Even against the likes of Idaho State, Bo Ryan’s brand of basketball is rarely pretty.

The University of Wisconsin men’s basketball team squeaked by the Bengals last night despite shooting just 22.7 percent from beyond the arc and 37.7 percent overall.

“We stuck it out,” senior Marcus Landry said. “We ended up on the left hand side, but like [Jason Bohannon] was saying, we have got to get a lot better. We have to focus on the things that we can get better at.”

UW’s seventh win of the season came by the virtue of strong rebounding and out-hustling the Bengals.

In other words, typical Badger basketball.

“You win games by rebounding the ball better than we did tonight,” Idaho State head coach Joe O’Brien said. “Fifteen offensive rebounds is unacceptable.”

Ryan’s team finished with a 33-26 rebounding advantage, including 15 offensive rebounds to the Bengals’ five. Part of the Badgers’ advantage can be attributed to the ISU zone, a defense O’Brien’s team rarely plays.

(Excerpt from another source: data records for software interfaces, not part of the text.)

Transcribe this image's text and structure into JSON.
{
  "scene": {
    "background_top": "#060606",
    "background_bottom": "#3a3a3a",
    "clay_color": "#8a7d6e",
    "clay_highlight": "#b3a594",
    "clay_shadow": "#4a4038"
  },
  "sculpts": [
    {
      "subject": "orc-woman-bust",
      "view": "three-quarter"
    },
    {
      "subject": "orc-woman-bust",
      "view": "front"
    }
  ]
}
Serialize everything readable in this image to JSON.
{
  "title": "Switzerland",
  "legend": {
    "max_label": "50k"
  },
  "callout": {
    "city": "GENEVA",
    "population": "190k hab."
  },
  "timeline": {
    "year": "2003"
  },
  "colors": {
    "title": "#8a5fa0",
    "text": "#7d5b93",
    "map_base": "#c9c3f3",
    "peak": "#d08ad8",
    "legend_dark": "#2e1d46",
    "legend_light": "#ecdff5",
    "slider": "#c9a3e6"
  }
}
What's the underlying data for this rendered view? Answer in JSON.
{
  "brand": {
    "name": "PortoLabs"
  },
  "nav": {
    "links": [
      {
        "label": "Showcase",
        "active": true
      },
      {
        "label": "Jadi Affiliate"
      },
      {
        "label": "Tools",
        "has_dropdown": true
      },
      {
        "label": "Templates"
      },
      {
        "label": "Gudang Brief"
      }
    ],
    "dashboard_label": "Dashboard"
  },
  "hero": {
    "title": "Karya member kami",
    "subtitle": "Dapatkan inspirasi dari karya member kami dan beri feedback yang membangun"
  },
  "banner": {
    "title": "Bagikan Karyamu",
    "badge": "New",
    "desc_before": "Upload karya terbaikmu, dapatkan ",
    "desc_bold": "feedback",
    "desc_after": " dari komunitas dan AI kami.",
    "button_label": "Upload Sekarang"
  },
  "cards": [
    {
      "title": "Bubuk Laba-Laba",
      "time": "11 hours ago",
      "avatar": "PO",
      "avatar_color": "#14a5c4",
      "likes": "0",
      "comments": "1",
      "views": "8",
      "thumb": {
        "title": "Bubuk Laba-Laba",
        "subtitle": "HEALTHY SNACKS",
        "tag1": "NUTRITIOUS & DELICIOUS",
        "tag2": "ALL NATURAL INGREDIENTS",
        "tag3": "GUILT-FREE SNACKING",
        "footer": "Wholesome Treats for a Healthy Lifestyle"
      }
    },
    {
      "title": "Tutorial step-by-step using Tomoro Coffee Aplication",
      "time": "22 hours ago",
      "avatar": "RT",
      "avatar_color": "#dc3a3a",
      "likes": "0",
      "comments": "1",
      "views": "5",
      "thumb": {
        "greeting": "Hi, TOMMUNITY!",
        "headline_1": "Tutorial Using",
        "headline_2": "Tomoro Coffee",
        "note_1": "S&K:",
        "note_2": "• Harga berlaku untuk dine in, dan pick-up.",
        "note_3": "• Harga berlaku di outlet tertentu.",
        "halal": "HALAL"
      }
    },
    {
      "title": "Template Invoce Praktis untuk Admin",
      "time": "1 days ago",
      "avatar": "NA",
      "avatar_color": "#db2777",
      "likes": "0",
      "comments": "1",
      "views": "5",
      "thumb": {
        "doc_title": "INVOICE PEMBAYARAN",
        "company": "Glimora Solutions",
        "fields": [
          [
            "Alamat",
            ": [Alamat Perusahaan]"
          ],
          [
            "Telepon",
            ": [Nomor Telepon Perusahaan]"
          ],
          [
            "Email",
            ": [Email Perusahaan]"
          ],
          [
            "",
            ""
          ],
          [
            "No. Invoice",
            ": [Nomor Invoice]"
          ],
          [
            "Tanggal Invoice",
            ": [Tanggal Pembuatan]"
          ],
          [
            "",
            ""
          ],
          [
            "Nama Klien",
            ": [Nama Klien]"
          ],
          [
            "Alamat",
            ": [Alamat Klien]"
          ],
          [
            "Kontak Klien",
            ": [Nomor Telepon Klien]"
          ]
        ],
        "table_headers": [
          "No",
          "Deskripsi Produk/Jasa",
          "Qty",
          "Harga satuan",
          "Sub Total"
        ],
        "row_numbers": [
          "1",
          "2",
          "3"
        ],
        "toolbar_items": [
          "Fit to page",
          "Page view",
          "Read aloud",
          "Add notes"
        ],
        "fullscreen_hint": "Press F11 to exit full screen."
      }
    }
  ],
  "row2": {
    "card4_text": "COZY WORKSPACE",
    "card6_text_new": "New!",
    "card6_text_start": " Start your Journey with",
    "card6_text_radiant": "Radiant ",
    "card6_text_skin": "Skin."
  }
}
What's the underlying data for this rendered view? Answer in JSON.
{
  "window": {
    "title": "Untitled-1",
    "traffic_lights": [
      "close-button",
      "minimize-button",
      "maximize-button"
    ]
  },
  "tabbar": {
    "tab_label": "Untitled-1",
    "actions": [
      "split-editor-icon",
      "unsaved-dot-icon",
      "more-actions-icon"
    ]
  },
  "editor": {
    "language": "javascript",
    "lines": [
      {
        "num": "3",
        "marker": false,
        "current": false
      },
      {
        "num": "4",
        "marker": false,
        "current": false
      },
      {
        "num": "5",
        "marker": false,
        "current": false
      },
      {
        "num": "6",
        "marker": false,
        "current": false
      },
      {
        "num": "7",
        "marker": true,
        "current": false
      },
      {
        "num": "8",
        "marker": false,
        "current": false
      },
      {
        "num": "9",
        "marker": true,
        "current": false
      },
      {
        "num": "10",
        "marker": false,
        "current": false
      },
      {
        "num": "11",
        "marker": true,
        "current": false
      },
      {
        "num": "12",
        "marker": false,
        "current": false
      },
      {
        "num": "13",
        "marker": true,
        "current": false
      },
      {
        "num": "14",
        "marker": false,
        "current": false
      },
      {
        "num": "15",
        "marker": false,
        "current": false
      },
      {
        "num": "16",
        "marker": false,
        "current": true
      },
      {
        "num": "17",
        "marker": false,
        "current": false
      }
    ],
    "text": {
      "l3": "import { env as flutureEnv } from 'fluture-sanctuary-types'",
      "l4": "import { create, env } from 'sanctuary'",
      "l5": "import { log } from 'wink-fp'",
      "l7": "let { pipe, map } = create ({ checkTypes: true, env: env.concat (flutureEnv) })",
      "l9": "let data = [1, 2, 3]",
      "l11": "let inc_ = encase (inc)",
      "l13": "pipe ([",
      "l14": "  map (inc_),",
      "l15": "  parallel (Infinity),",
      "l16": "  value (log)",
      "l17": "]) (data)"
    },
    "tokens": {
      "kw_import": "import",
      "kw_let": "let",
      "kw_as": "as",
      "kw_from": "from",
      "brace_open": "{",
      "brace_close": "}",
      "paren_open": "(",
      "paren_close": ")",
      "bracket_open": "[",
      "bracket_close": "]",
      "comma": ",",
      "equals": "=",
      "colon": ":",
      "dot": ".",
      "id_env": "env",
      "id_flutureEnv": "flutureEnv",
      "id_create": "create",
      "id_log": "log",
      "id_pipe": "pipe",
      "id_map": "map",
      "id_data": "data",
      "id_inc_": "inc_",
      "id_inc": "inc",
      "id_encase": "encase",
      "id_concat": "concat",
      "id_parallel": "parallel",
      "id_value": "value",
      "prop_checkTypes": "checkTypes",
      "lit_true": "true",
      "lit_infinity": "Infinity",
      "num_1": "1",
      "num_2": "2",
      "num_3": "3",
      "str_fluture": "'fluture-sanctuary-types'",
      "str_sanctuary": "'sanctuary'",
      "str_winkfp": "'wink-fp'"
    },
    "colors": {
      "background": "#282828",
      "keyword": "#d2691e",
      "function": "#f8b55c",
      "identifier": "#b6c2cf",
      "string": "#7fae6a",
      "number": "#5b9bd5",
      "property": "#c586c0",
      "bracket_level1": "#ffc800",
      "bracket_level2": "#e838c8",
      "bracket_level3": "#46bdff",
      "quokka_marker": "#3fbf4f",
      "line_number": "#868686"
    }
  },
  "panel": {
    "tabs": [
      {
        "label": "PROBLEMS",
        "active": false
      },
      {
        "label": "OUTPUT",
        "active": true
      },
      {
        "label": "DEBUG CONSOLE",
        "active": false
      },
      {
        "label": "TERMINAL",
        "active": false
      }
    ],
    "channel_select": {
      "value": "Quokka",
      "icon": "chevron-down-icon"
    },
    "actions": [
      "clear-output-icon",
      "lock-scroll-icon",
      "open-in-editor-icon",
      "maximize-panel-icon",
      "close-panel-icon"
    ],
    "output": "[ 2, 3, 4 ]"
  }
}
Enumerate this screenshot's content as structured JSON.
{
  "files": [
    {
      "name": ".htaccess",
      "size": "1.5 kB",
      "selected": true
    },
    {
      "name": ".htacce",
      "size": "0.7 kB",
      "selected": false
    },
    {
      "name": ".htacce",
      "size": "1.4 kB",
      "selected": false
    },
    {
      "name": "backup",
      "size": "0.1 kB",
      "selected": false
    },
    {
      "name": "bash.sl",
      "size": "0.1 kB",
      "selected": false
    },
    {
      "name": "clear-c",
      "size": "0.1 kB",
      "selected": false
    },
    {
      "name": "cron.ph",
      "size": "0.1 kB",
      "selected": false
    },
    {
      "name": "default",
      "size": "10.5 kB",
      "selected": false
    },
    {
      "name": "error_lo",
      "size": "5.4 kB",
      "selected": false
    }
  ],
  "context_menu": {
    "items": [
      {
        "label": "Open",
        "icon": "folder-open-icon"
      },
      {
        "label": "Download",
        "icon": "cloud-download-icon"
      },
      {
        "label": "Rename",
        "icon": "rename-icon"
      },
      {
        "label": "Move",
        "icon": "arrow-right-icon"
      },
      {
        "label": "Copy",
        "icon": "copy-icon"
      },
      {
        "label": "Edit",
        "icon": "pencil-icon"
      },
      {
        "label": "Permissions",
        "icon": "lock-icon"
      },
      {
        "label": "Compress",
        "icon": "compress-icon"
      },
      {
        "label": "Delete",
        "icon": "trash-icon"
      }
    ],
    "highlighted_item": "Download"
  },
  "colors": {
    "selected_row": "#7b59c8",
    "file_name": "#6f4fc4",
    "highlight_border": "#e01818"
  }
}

“I just don’t think we were doing a very good job of blocking out,” O’Brien said. “It’s harder to block out in a zone than it is man-to-man. Every coach will tell you that, but we have played enough zone in our basketball career that at least we can make an attempt, and I didn’t think we made an attempt to put bodies on people in close.”

UW was led by senior Joe Krabbenhoft with nine rebounds, while Landry and sophomore Jon Leuer chipped in eight and seven, respectively. Considering the Badgers were outrebounded by one against Marquette on Saturday, the turnaround on the boards shows significant improvement.

“That was huge,” Krabbenhoft said about the rebound discrepancy. “I thought we did a great job. Marcus really set the tone, and Jon came off the bench and had some nice offensive rebounds.”

Contributing to the advantage on the boards was a newfound aggressiveness in the second half. After shooting 15 3-pointers in the first half, the Badgers only shot seven after halftime, instead choosing to feed the ball into the post.

“Just improvements made at halftime,” Krabbenhoft said. “We try to do that every game, and if you count the post touches in the first half, we had to have doubled it.

“That is our mindset; inside-out, and I thought we did a better job of that in the second half.”

Though UW rebounded the ball well throughout the game, Ryan called a timeout 1:38 into the second half noticeably upset with his team. Ryan said the timeout was used simply to emphasize the importance of hustling.

“I didn’t say anything; I just wanted a timeout,” Ryan said. “It was just a little adjustment we had to make. Two times a ball was on the floor, and a white jersey didn’t dive on it. You can’t play for me. Those kind of guys can’t play for me.”

According to Krabbenhoft, from that point on the Badgers played with a new sense of urgency.